The aim of this thesis research was to find ways to improve safety in the heavy vehicle transport industry through the development of an evidence-based safety management system.
The research was undertaken considering disproportionate crash and injury risks associated with the heavy vehicle transport industry in comparison with other industries and other road users. The nature of the trucking industry presents some unique challenges for safety management at an organisational level.
This thesis argues that a systems approach with evidence-based safety management elements can be developed into an intervention program that is likely to improve safety outcomes in the heavy vehicle transport sector.
Drawing from the knowledge from prior occupational safety and road safety research, a study of safety management characteristics comparing those in good safety performing heavy vehicle operators and poor safety performers, sought to synthesise the distinguishing features between them.
Two empirical studies were conducted, and the findings of these studies provided the basis upon which to build a safety management system (SMS) suitable for heavy transport vehicle operations.
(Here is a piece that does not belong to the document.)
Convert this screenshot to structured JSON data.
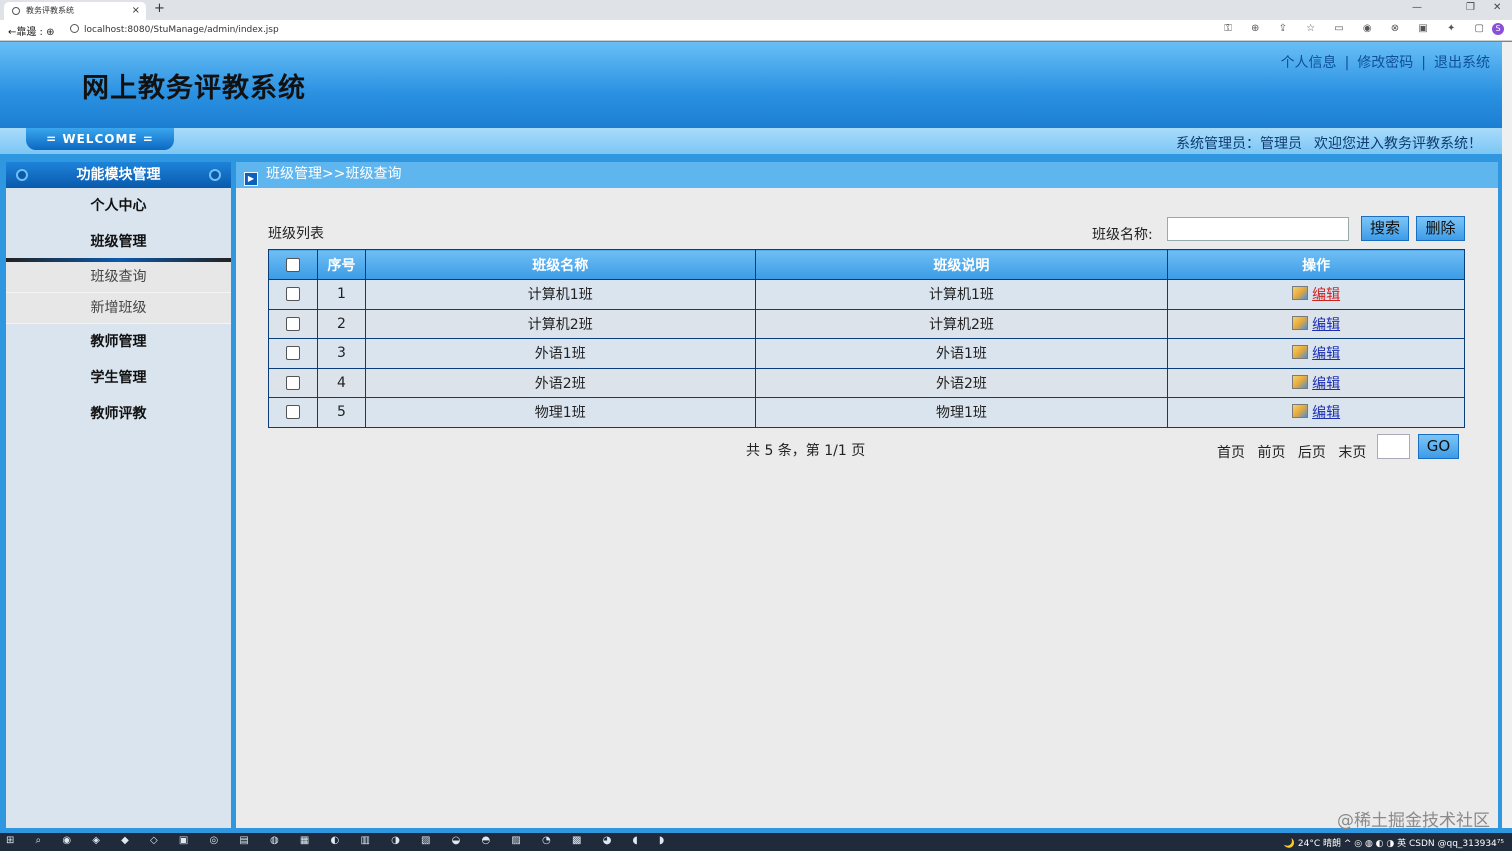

This process resulted in the identification of 14 safety management characteristics that have strong research evidence for inclusion in a SMS for heavy truck operations.
These findings, together with the analysis of sound theoretical models to underpin the SMS, were used to shape the SMS. The SMS features three spheres of management practices risk assessment and management, driver risk management and safety culture management.
Drawing from the literature, a dynamic model of a SMS is presented and explained. The original aim of this thesis research has been met, providing an evidence-based SMS that is likely to reduce crash and injury risk when applied to heavy vehicle transport operations.
Category: Road vehicles
Researcher: Dr Lori Mooren
Supervisor: Professor Ann Williamson
Passenger vehicle rollover crashes involving a single vehicle occur infrequently; however, when they do, the vehicle occupants in these crashes are more likely to sustain serious and fatal injuries compared to other crash modes.
The thorax is frequently seriously injured in rollover crashes. Ongoing efforts in the USA and Australia have sought to understand the characteristics and cause of these injuries. Despite these efforts, the characteristics and cause of thoracic injuries in rollover crashes are still not well understood. Four studies were performed and documented in this thesis to address identified knowledge gaps.
Firstly, Flail-space's lateral thoracic impact velocity was validated against existing lateral PMHS thoracic impact tests. The validated velocity was then considered as an additional lateral thoracic injury criterion for assessing lateral thoracic injuries resulting from rollover crashes.
Secondly, thoracic injuries from real-world vehicle rollover crashes were examined based on occupant seated position and vehicle rollover direction. The results indicated that there is a difference in resultant thoracic injuries based on occupant seated position and rollover direction, which future studies need to consider.
Thirdly, correlations between vehicle panel damage and serious thoracic injuries were investigated from real-world rollover crashes. The results indicated that there are associations between vehicle panel damage and serious thoracic injuries.
Fourthly, a real-world rollover crash where the driver sustained serious thoracic injuries was analysed using computer simulations to study thoracic injury causes and its association with vehicle panel damage, as identified in the third study. Further, thoracic injuries were assessed against existing thoracic injury criteria and the lateral thoracic impact velocity criterion from the first study.
The findings indicated a low likelihood of the occupant sustaining a thoracic injury. However, the results indicated instances in the rollover sequence that need to be studied in further detail, highlighted the sensitivity of thoracic injuries to initial occupant position and indicated the need for introducing thoracic oblique loading sensitivity in future ATD designs.
This thesis has provided a new lateral thoracic injury criterion and identified vehicle, occupant and environment characteristics which need to be considered for future thoracic injury causes in rollover crashes studies.
Category: Road vehicles
Researcher: Dr Tana Tan
Supervisor: Professor Raphael Grzebieta